Even before the earthquake, cocooned in the majestic mountains canopying Sindhuli, Apsara’s community, the Majhis an indigenous group, lived a life of extreme hardship. With abject poverty a daily reality, Apsara’s family faces the effects of residing in a secluded province.
The families from Majuwa village had barely recovered from the impact of the 7.9 April 25 earthquake that hit Nepal when a new earthquake struck on May 12. The earthquake also damaged the water pipelines and they couldn't be fixed.
Since the cessation of hostilities between the Lord’s Resistance Army (LRA) and the Government of Uganda in 2006, it has been difficult for the kidnapped women, and the children we gave birth to in the bush, to return to a normal life. Angela Atim began Watye Ki Gen in June 2012 as a project to work with female returnees.
Before World Vision came to their village, Neema had to get up early every morning to fetch water by walking down a very steep hill covered with spiny shrubs, to a dirty swamp. Read how things have changed
Francis lost his cousin and best friend, Wise, 10 years ago when Wise drowned while the boys gathered water from an open, dirty hole. Francis and Wise’s mother mourn how the boy’s death could have been avoided — if they had had access to clean water.

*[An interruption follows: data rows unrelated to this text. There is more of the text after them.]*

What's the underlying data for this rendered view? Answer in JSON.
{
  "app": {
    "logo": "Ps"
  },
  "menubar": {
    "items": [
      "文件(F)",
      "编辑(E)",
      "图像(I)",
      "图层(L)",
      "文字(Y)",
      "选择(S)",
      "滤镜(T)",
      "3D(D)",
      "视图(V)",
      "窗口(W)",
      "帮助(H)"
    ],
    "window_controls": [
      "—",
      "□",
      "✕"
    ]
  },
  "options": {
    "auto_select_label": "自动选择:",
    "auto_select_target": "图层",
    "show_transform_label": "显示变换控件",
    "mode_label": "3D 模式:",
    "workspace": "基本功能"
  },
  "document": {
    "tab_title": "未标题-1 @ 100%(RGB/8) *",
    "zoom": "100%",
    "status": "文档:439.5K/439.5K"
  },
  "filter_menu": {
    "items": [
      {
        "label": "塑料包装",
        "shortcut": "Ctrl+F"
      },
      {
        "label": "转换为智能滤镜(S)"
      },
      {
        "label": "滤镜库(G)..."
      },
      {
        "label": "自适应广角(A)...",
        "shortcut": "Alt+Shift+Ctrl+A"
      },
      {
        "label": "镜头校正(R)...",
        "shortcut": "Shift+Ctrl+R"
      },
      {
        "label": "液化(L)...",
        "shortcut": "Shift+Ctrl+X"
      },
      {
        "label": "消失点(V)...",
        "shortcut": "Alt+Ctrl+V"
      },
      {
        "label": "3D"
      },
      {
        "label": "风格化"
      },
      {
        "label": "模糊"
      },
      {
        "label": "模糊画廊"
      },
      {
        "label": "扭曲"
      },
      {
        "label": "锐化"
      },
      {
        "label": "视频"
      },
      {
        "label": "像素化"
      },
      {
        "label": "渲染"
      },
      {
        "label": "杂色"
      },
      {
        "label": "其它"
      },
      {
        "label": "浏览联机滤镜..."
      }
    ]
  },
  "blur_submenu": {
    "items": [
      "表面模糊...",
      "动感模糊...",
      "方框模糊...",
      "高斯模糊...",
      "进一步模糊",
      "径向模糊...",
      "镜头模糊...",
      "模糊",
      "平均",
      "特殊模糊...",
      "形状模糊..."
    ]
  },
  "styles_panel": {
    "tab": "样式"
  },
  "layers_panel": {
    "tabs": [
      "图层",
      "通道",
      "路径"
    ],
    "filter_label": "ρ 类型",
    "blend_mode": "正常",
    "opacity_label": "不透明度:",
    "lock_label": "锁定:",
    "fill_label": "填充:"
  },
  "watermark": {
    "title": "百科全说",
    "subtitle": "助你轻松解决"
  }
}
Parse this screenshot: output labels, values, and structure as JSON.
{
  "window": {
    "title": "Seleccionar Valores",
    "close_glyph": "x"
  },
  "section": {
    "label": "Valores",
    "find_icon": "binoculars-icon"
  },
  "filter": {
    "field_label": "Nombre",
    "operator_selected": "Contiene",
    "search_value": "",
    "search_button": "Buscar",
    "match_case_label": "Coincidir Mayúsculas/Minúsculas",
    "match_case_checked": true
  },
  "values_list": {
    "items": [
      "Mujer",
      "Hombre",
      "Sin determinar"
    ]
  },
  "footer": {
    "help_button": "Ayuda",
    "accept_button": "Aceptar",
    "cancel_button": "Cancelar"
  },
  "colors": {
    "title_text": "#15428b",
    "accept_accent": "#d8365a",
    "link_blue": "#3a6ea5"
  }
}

Ellen is the mother of three children, including two-year-old Lerina. Ellen practiced World Vision’s 7/11 technique during her pregnancy and first year with Lerina and has seen first-hand the benefits of following these health initiatives.
10-year-old Priti was sitting at home watching cartoons with her family when the earthquake struck Nepal on April 25th. She could feel the earth shaking beneath her and, along with her mother, Purneswori, she ran downstairs.